If you are a passionate about theatre and become totally immersed with the action on stage, the Bristol Old Vic and a team of neuropsychologists want to know why. A ground-breaking project to capture audience experience – from tears to laughter and all the emotion in between – the Bristol Old Vic has joined forces with academia to find out why we react the way we do when watching live theatre.
Bristol Old Vic said the research will reveal in real time the hidden responses our bodies give when we are immersed together in a live theatre experience. This will be used to help the theatre to develop its on-screen experience for audiences to have that same connection.
Starting from 23 January for ten shows, some members of the audience will be spotted wearing wristbands which contain state-of-the-art sensors to measure physiological responses as they watch the production. Theatre goers who have been booking tickets to watch the new production ‘ Drive Your Plow Over The Bones of the Dead’, are being asked if they would like to be part of the research audience.
Up to 140 audience members will take part over the ten shows and responses recorded will include whether they all have similar responses at the same moment during the play, down to whether their heartbeats have synchronised. Little is known as to why we become moved by a performance.

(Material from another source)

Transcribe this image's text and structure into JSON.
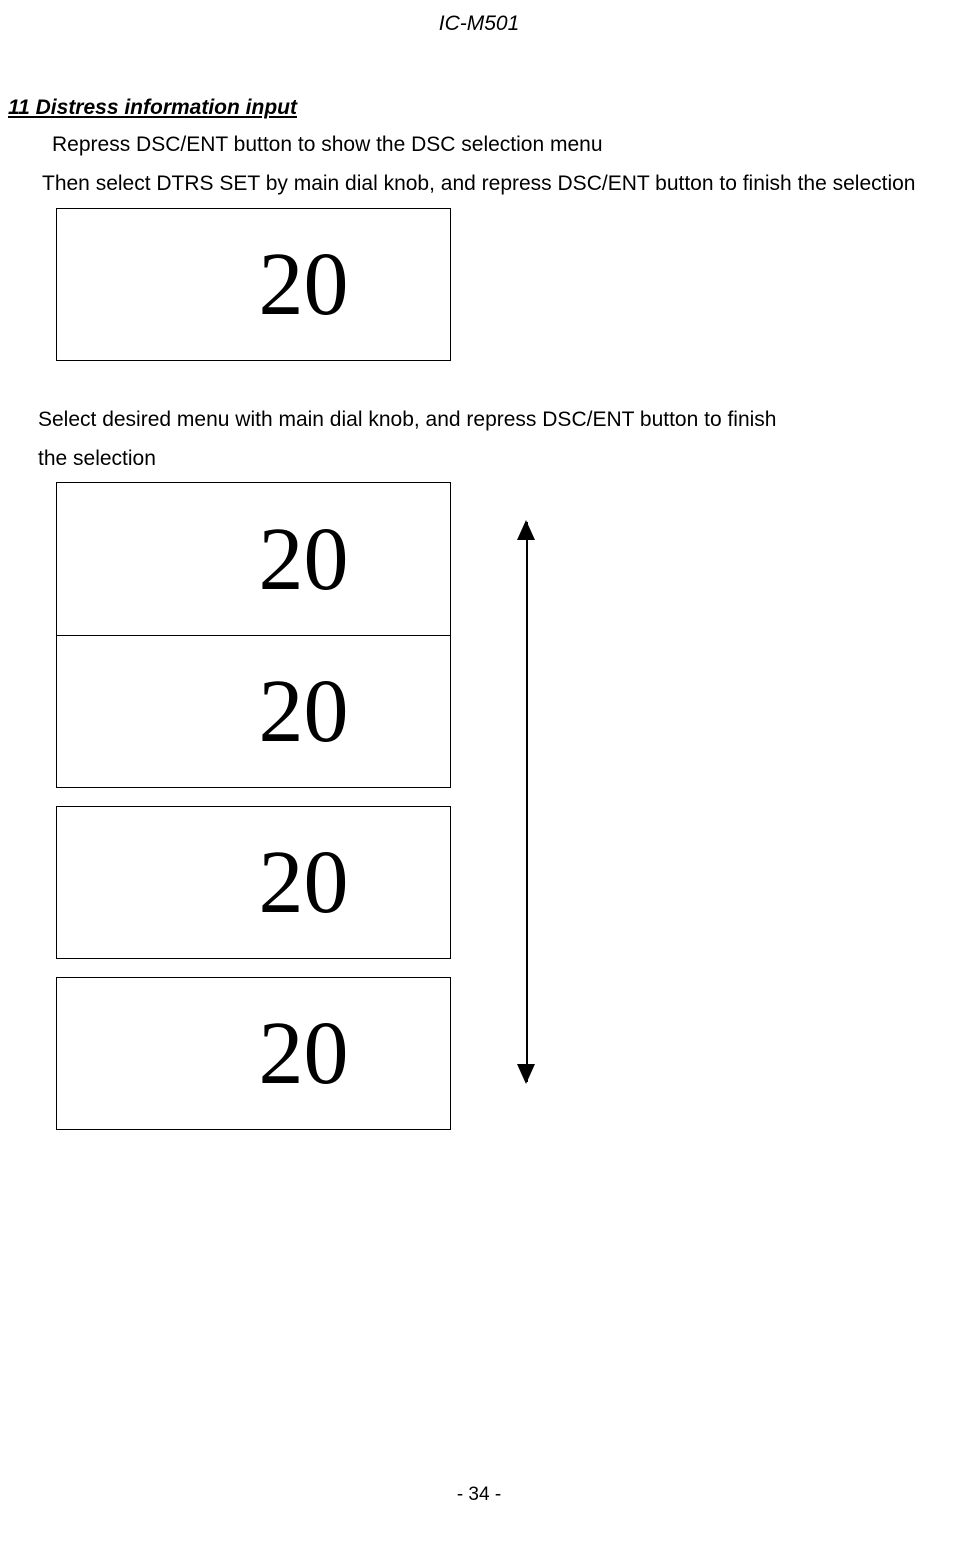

These responses will be compared to a second stage of the project with on screen viewings taking place on 7, 9 and 11 February. For this research, theatre goers can choose to watch the broadcast version in the Bristol Old Vic or in their homes.
Those who choose to go to the theatre will wear wristbands, while those watching from home will be monitored from a link to their laptop. The research is being led by the University of Bristol with teams from Bath Spa University, University of Bath and University of West England and funded by the MyWorld Program.
Leading the project, Iain Gilchrist, professor of neuropsychology at the University of Bristol said : “There is something unique about all sitting together and sharing in a story, we don’t really know what that is – so we’re trying to unlock that collective experience when we forget about everything else that’s going on in our lives and we’re all in the moment together.
“Storytelling has been part of human culture for as long as we know, something happens in the brain when we tell stories and it’s fascinating to begin to unlock why that has endured,” he said. His past five years of research has focused on what happens to people when they are immersed in a creative experience.
Charlotte Geeves, executive director at the Bristol Old Vic said : “Presenting theatre shows on screen is still a relatively new and very exciting medium. We have spent the last few years learning how to translate our stage work to screen in order to engage audiences in a different way. It involved a lot of experimentation to get to where we are today – generating industry-leading, high quality filmed theatre distributed across the world.”
To take part in the research, places for the live shows have sold out, but there are still places available for online live broadcasts, visit : What’s On at the Bristol Old Vic